WORK ORDER: If a line in the listing below contains "JSON", return that line.

[Opening MATERIALS PROVIDED section]

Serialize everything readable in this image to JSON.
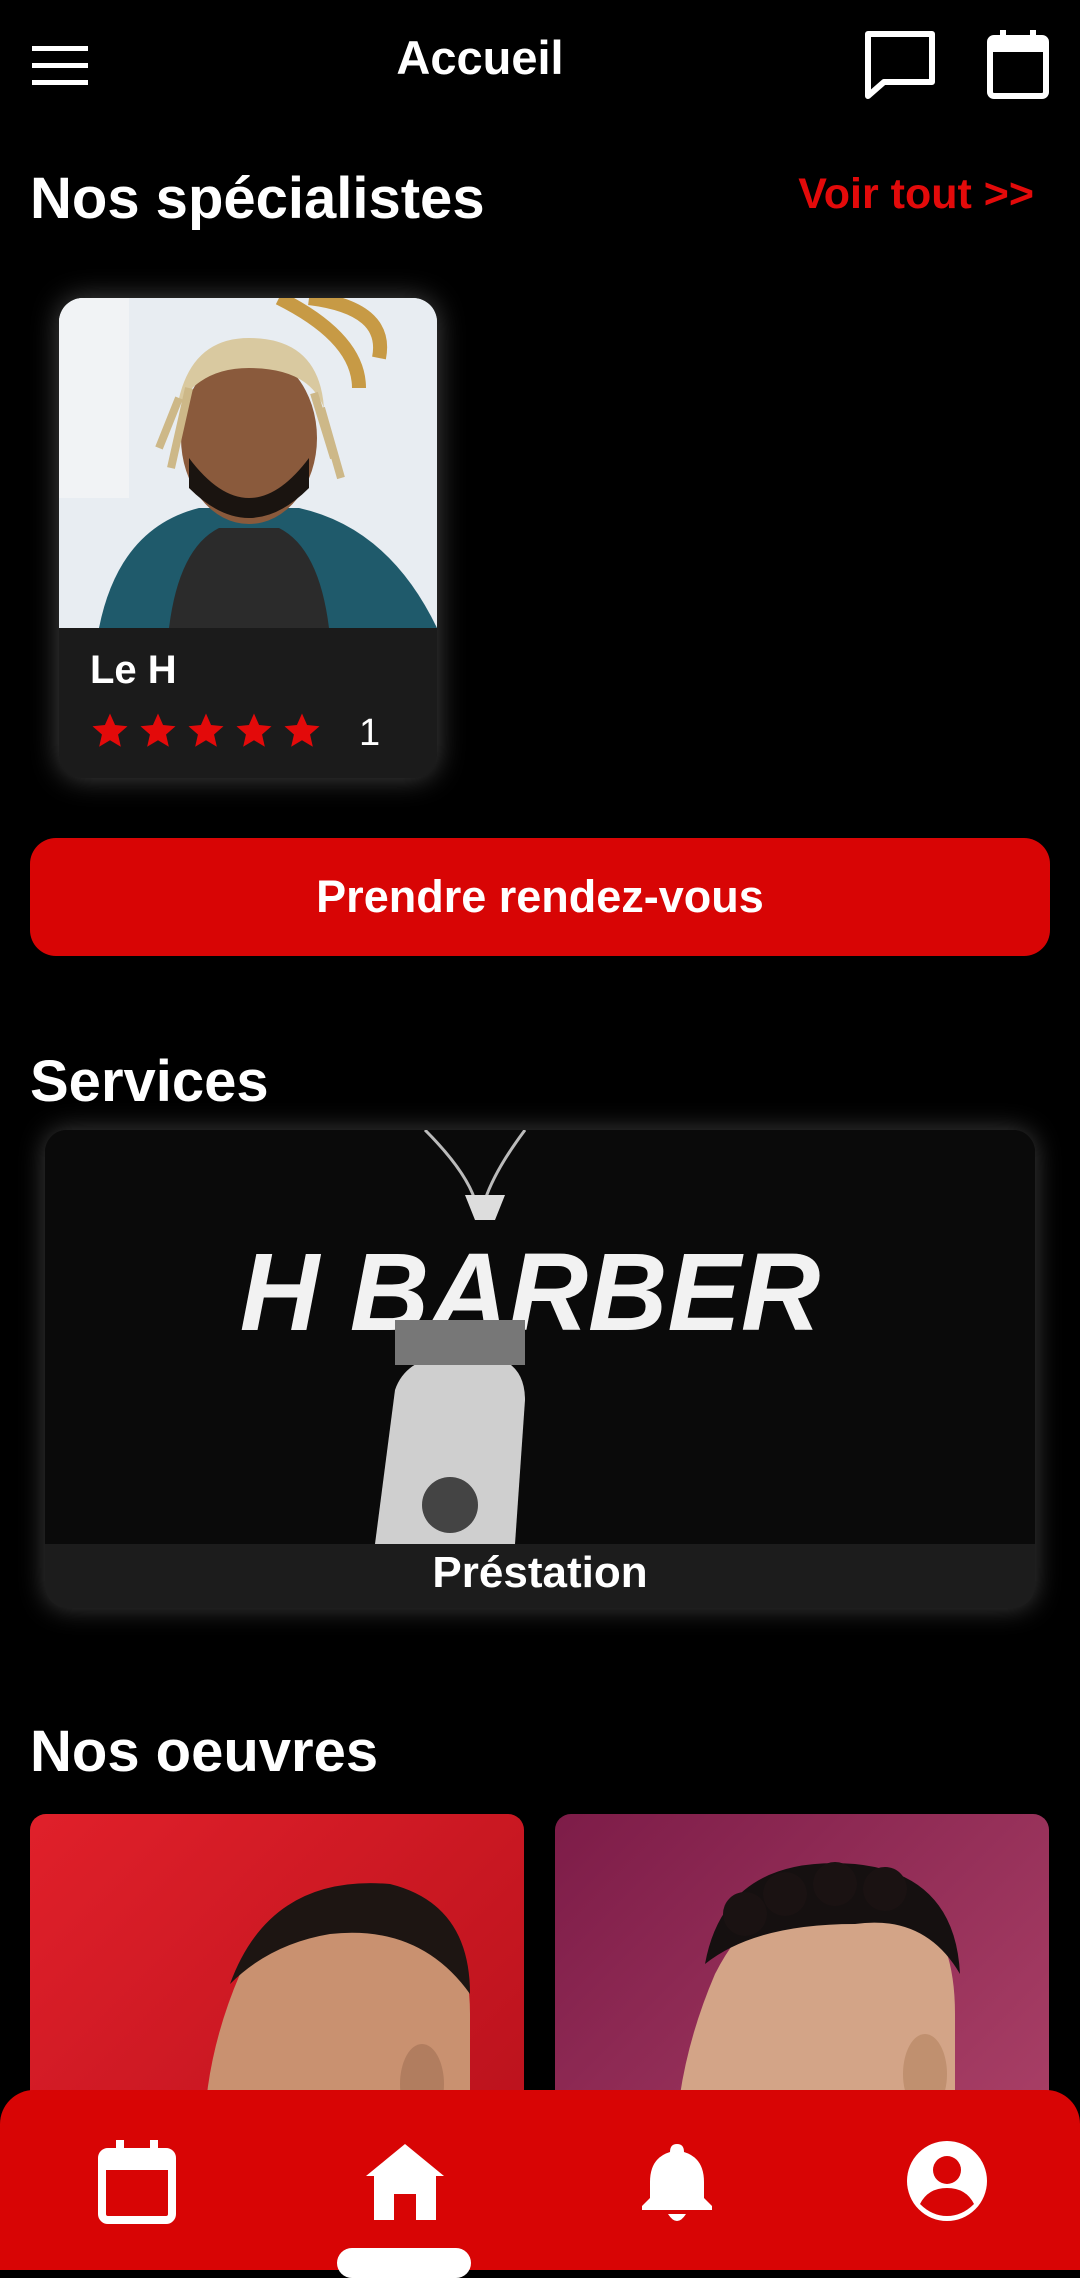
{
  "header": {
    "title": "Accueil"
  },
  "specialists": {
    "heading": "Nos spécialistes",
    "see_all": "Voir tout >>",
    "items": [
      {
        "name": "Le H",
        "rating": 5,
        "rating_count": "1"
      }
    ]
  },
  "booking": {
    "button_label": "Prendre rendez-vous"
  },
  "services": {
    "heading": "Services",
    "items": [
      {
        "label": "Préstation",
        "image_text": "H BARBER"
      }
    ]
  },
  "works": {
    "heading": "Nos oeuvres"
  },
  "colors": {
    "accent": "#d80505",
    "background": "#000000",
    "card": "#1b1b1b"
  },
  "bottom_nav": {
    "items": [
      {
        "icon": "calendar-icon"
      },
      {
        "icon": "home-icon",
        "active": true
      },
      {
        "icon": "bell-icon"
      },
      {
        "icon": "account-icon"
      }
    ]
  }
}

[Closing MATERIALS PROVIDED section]
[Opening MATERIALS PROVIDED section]

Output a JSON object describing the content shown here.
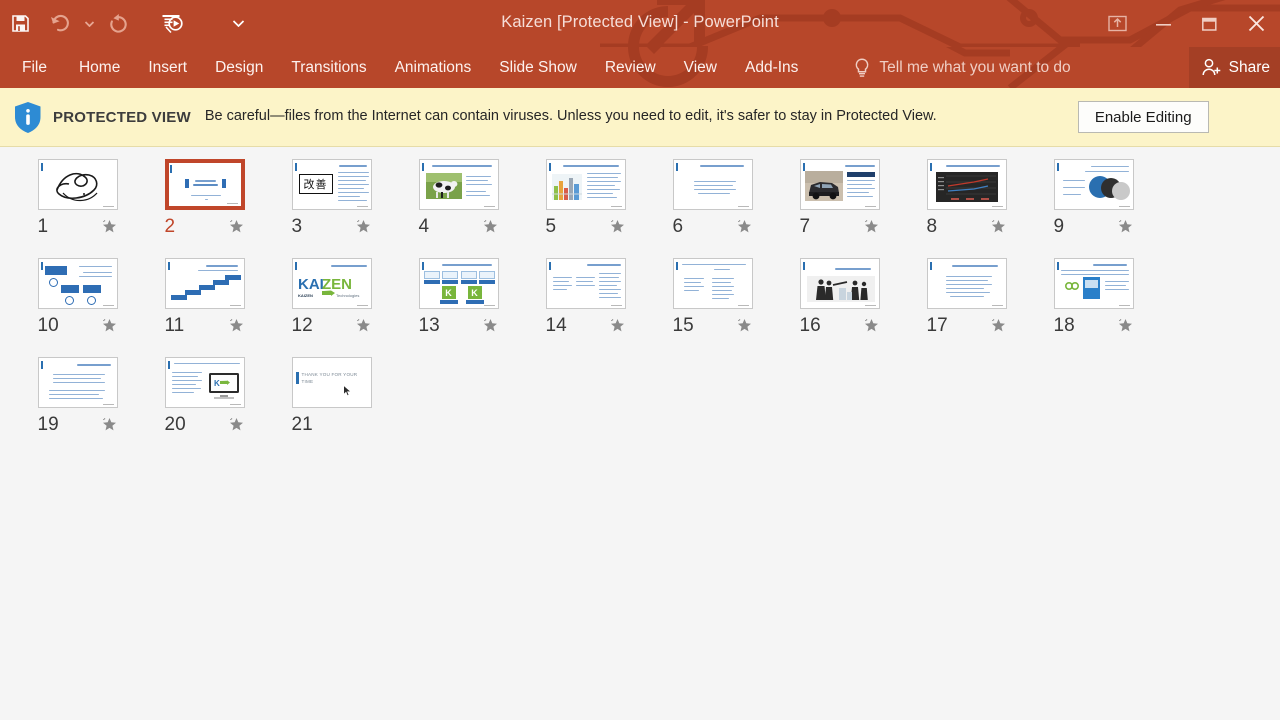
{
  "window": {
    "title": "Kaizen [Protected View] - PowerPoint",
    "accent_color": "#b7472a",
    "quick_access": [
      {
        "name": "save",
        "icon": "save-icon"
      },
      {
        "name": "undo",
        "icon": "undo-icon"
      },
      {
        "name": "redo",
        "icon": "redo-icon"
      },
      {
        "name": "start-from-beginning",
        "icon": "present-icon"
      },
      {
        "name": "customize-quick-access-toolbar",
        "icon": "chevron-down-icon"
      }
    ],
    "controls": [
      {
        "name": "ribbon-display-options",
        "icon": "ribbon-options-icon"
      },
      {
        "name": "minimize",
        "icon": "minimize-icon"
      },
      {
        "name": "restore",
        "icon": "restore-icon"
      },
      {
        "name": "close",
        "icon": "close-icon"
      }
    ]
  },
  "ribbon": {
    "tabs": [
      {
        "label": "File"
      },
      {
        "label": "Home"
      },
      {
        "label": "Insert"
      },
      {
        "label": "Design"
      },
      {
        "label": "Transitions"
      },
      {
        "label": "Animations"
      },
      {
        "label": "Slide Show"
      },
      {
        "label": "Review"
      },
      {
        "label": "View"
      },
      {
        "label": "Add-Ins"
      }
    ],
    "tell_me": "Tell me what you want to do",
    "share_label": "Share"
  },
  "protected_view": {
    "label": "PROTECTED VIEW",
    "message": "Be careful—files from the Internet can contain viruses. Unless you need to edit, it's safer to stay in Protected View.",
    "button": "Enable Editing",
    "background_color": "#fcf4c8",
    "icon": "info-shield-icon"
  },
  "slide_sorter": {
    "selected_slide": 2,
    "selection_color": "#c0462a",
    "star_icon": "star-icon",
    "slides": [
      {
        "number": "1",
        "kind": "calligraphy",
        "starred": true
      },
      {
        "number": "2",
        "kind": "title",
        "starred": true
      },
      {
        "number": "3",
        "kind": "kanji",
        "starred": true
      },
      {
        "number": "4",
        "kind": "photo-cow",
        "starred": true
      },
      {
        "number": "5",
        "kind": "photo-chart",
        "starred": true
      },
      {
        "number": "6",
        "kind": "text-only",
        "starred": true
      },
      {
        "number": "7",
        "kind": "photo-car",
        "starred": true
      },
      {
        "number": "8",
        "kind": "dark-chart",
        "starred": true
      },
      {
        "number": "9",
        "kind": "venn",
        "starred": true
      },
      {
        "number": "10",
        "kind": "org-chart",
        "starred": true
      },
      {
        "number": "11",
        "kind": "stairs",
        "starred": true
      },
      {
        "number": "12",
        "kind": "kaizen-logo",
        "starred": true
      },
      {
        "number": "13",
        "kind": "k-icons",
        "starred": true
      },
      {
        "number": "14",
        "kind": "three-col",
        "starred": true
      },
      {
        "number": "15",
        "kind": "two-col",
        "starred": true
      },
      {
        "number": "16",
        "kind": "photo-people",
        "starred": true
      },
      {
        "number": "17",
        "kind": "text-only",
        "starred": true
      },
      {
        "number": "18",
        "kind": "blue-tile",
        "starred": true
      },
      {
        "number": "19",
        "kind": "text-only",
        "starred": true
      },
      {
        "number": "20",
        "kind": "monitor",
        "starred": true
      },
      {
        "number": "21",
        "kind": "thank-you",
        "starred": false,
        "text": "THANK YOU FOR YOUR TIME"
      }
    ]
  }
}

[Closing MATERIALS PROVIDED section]

TASK OUTPUT:
Serialize everything readable in this image to JSON.
Output a JSON object describing the content shown here.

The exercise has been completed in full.